**SOURCE DATA**
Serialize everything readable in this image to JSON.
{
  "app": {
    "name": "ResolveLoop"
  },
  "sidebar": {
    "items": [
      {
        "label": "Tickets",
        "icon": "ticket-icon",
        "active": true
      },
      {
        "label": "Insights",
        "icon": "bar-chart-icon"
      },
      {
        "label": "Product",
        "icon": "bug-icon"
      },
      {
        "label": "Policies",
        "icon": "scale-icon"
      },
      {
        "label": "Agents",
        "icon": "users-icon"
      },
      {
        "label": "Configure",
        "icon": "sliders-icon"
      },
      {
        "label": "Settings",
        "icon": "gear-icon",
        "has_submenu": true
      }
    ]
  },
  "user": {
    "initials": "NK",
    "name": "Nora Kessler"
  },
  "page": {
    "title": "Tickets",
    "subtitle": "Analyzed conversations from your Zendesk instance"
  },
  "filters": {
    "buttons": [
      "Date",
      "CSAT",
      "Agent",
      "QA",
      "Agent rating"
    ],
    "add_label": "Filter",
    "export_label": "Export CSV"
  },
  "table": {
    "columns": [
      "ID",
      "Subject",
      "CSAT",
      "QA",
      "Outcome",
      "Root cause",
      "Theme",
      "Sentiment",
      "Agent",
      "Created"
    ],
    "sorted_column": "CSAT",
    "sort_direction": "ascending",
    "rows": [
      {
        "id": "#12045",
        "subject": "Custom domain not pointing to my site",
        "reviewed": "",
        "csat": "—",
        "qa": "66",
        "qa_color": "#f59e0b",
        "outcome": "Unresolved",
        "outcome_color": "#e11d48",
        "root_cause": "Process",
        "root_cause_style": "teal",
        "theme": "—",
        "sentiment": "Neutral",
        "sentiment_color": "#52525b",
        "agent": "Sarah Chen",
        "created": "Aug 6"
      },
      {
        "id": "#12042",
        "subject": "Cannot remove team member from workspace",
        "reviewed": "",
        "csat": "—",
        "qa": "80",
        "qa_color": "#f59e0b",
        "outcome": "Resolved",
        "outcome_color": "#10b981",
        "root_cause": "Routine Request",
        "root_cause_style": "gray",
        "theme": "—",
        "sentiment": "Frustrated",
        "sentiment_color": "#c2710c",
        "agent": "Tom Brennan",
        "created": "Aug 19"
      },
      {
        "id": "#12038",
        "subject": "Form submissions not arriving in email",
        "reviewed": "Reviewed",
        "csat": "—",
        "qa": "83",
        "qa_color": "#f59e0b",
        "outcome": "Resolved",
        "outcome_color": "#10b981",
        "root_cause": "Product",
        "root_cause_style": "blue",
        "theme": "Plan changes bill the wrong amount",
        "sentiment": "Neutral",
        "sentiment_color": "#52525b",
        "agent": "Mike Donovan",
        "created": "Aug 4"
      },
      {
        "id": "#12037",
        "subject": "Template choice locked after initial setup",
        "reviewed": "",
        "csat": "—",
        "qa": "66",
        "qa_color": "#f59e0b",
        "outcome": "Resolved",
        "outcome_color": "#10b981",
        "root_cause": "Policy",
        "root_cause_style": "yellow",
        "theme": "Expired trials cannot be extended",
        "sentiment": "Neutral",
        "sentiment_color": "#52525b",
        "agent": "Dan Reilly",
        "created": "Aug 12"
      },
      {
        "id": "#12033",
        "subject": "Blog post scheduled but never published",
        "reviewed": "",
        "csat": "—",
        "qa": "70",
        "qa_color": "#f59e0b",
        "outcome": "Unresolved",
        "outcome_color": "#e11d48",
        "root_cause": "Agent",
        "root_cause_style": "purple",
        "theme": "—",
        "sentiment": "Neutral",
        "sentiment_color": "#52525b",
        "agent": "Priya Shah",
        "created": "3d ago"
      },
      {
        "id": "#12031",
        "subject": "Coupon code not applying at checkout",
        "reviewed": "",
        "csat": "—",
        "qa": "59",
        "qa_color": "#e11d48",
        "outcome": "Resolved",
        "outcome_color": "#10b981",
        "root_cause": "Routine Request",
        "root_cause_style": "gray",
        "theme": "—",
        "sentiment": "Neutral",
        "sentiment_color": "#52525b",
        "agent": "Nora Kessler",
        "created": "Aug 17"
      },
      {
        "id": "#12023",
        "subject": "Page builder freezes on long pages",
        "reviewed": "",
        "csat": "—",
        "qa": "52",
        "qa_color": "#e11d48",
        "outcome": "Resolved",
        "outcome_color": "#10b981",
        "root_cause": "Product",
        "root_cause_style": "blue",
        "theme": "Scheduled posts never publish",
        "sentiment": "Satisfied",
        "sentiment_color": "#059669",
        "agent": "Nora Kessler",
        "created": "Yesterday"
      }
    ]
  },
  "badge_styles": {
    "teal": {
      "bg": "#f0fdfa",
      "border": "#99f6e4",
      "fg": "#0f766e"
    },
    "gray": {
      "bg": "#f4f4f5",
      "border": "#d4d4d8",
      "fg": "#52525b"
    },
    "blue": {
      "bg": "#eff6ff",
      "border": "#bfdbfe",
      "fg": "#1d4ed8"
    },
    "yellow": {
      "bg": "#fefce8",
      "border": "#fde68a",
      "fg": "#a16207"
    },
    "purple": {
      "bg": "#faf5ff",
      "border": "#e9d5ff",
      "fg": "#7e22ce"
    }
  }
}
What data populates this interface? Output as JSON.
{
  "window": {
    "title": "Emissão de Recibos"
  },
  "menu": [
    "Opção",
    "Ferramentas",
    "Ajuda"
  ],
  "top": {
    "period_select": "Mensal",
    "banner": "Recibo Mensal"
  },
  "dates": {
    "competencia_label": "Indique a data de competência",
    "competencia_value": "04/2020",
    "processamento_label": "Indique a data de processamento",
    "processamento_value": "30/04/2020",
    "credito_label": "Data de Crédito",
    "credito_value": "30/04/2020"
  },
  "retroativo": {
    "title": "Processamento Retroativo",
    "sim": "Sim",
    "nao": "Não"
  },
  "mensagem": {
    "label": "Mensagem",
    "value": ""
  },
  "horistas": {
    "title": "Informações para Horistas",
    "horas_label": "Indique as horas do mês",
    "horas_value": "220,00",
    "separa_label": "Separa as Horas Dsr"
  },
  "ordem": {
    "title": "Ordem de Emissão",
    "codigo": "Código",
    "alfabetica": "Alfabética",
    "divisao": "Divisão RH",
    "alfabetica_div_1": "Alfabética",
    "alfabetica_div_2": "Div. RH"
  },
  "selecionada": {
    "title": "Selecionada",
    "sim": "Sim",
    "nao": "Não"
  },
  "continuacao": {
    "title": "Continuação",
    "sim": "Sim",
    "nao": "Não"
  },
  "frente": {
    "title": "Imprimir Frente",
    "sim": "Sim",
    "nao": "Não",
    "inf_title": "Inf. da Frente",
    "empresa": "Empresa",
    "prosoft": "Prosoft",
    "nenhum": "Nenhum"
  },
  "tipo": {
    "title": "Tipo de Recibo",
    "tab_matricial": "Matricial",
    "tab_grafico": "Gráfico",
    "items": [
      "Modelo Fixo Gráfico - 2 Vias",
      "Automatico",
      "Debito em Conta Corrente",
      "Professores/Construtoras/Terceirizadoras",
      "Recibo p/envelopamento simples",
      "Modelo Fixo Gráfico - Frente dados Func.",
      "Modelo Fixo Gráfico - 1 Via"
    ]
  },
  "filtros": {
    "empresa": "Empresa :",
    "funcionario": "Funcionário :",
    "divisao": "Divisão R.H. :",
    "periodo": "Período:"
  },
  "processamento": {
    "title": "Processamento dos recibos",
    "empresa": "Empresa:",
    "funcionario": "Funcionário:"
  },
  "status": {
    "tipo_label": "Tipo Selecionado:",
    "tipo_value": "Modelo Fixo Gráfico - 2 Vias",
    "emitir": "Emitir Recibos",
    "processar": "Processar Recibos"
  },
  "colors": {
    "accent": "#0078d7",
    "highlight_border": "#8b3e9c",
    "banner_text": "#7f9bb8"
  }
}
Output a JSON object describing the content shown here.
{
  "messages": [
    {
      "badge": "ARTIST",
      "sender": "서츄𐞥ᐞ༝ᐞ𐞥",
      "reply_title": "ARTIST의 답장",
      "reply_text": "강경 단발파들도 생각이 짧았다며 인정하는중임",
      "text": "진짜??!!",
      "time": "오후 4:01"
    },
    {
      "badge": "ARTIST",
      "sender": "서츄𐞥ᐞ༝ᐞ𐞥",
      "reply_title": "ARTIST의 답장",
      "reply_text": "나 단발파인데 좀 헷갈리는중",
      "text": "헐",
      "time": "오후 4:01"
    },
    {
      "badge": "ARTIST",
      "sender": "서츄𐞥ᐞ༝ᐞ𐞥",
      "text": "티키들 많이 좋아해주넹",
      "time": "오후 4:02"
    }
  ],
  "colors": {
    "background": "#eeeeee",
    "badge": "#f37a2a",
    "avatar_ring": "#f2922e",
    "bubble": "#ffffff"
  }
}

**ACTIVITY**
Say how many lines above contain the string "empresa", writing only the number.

**RESPONSE**
3